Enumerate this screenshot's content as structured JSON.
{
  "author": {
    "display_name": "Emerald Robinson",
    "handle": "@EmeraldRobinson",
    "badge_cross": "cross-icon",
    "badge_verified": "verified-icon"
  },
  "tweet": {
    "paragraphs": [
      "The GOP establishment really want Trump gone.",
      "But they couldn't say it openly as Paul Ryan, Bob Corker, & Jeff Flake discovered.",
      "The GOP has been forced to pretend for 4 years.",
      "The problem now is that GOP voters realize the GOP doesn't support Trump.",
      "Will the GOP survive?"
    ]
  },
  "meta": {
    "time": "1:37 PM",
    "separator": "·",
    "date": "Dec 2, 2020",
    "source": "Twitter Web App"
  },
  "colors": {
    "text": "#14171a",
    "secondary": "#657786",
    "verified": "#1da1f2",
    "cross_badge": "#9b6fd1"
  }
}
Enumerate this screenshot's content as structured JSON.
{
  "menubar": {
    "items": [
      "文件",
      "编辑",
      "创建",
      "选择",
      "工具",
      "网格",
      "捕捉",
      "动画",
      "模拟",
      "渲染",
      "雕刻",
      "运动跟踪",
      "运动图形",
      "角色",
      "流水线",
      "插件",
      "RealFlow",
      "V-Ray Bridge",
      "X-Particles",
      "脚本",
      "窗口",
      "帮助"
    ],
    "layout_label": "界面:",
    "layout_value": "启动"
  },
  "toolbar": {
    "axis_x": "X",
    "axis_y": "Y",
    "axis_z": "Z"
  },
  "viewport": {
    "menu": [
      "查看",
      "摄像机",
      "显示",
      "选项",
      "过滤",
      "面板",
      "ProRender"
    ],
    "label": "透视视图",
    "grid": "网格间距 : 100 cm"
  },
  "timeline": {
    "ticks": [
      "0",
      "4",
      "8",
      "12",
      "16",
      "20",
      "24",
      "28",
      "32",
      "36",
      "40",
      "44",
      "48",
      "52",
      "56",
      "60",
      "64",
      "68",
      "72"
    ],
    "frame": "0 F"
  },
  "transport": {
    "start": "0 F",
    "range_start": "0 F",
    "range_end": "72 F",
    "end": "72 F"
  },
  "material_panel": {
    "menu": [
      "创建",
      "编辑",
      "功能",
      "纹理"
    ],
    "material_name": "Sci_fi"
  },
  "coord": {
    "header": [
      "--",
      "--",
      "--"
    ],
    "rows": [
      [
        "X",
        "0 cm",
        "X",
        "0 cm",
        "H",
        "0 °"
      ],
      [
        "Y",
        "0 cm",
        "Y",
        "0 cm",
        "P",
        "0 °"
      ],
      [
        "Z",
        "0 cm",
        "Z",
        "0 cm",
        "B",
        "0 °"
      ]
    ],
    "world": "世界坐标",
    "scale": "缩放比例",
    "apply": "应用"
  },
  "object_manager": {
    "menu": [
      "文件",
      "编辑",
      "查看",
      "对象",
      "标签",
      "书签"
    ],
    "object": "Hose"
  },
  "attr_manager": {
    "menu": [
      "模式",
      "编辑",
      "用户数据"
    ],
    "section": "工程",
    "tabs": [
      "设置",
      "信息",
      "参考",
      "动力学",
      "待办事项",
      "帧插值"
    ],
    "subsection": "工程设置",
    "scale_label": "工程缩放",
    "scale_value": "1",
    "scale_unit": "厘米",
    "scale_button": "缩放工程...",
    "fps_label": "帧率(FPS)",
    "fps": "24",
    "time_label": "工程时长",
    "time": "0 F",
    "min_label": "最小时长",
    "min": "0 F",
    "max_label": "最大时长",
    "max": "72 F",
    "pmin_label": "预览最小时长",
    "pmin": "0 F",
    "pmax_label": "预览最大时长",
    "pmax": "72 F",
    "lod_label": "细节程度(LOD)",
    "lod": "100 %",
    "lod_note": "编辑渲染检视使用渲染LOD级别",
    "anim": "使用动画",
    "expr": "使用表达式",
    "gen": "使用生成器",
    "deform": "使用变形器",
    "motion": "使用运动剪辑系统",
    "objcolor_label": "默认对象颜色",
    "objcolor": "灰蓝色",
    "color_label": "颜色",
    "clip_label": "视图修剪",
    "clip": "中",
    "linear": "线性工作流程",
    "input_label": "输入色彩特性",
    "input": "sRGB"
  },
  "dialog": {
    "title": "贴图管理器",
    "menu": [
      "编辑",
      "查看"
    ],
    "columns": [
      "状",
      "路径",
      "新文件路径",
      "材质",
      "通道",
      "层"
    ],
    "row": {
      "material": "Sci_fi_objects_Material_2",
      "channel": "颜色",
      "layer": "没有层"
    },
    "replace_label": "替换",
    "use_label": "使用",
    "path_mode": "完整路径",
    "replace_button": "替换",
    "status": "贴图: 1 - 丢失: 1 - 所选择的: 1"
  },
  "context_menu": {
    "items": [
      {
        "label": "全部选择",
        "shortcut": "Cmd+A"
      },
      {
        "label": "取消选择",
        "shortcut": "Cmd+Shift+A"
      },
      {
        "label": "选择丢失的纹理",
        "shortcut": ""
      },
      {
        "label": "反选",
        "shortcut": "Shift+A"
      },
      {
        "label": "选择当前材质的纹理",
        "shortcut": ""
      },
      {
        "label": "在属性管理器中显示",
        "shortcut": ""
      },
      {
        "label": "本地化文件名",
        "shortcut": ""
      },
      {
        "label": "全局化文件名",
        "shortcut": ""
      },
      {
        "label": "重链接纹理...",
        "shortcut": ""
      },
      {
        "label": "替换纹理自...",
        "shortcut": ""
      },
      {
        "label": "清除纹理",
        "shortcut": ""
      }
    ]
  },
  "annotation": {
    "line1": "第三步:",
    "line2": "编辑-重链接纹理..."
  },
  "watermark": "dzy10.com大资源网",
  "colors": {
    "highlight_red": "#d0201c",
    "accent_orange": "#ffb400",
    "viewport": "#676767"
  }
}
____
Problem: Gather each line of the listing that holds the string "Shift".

Answer to this task:
        "shortcut": "Cmd+Shift+A"
        "shortcut": "Shift+A"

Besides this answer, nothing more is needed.